This very survey reported that the first release of 2020 showed a conforming 30 year fixed rate averaged 3.72%. That rate was in fact the high for the year so far. And while there were a few ups and downs during the past 11 months, the general trend has definitely been on the downward slope. In June, six months later, that same 30 year rate came in at 3.18%. That’s a rather remarkable fall from the initial rate of 3.72. Many thought that rates really couldn’t get much lower, but the latest mortgage rate survey released by Freddie Mac reported an average rate of 2.72%. Interestingly, that’s a full percentage drop in just 11 months.
Even though this piece today talks about interest rates, it’s important to note that just the difference between what your current rate is today compared to what is currently available, should be looked at a bit further.
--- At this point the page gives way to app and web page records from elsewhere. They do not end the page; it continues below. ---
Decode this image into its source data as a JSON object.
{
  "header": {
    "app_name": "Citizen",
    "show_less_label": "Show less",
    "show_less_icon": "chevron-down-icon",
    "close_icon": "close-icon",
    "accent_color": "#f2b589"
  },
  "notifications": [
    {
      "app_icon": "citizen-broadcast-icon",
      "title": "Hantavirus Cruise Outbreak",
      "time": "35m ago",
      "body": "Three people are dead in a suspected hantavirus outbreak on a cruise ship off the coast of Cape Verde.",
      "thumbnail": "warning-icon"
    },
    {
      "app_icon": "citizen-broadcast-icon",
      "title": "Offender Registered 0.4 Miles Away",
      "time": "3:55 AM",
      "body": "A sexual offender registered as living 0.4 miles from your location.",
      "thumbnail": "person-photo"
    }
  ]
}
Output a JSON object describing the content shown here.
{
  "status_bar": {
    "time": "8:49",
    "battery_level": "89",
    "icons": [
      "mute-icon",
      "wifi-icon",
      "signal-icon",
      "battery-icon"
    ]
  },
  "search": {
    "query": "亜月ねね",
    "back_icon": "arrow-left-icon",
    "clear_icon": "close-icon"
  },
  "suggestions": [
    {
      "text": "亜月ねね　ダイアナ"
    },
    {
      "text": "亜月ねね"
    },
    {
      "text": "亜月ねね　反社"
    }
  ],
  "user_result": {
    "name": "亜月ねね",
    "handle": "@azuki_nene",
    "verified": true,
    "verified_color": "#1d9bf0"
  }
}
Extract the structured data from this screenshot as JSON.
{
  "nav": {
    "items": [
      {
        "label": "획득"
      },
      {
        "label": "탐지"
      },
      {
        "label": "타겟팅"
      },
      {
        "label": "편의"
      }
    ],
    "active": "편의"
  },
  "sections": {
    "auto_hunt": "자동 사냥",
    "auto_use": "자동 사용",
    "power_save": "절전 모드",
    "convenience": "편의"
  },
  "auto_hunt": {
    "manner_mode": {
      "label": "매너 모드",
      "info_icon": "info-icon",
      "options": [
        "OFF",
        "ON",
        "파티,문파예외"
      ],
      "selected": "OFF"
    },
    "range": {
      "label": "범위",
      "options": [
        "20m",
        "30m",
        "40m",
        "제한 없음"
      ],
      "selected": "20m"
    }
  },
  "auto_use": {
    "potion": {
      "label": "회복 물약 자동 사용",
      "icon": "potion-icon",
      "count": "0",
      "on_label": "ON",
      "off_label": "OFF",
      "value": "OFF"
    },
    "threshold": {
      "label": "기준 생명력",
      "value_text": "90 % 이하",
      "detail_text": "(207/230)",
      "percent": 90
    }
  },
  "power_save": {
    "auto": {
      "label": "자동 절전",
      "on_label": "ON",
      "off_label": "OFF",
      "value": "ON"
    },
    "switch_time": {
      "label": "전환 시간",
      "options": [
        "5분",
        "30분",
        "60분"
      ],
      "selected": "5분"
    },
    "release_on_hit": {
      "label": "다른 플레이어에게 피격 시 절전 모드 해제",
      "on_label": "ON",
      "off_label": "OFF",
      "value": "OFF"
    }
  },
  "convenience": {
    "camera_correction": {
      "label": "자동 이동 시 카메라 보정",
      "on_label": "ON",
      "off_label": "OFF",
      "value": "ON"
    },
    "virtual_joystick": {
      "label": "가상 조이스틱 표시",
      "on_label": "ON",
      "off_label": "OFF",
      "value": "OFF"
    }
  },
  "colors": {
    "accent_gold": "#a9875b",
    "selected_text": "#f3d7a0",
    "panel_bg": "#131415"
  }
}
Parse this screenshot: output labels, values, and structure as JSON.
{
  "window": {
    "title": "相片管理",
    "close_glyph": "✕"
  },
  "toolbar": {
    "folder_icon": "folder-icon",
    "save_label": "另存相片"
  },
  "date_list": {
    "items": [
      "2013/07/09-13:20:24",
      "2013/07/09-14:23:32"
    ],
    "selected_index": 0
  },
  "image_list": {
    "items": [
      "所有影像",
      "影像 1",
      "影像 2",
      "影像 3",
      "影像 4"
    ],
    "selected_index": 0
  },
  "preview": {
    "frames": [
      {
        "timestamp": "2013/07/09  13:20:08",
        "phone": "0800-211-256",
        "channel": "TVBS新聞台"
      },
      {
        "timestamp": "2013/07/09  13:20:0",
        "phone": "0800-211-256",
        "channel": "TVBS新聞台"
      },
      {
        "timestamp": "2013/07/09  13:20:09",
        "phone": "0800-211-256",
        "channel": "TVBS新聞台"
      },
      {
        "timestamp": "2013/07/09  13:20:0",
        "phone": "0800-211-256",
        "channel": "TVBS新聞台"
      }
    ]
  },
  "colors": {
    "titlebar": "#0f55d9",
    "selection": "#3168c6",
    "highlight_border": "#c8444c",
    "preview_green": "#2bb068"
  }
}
Over the years pundits have suggested that it’s wise to refinance if current rates are 2% below what you currently have or even 1%. But while rate comparison is just one part of the process it’s even more important to calculate what those rates actually represent.
Instead of the difference in rate, the difference in monthly payment should be looked at more closely. That’s what affects your pocketbook, not Freddie’s average. A 1.00% drop on a $500,000 mortgage is much, much different than a 1.00% drop on a $100,000 loan. When deciding whether on not it’s a good time to refinance, you and I should do this together. Don’t get too caught up with just the rate. Everyone’s individual circumstances will be different and what might be good for the goose it might not be good for the gander.
Considering a New Loan Term
And, if it’s been a while since you’ve taken out a mortgage, you should also consider the term of the new loan. If your current 30-year mortgage is say seven or eight years old, it may be better to look at 15 year term. In fact, I often recommend that strategy. If you refinance a 30 year loan that you’ve had for say eight years into a brand new 30 year term, you’ve essentially lost what you’ve paid so far. In essence, your 30 year loan is a 38 year loan.
Now, with a purchase transaction, it’s different. Sometimes consumers can get too caught up in the rate game that they wait to squeeze out just another fraction of a percent…even when rates are at or near record lows. That’s not a very good strategy. Mortgage lenders can tell you that rates can change on a dime and they move upwards a lot faster than they go down.
Mortgage rates can be affected by a variety of things that are simply out of our control. Political strategies can impact rates. If there’s the notion that the economy is going to slow down over the next few months compared to what we saw prior to the pandemic, rates will start to move up. If a purchase is in your picture, rates are at historic lows…don’t wait for the rate train to leave the station.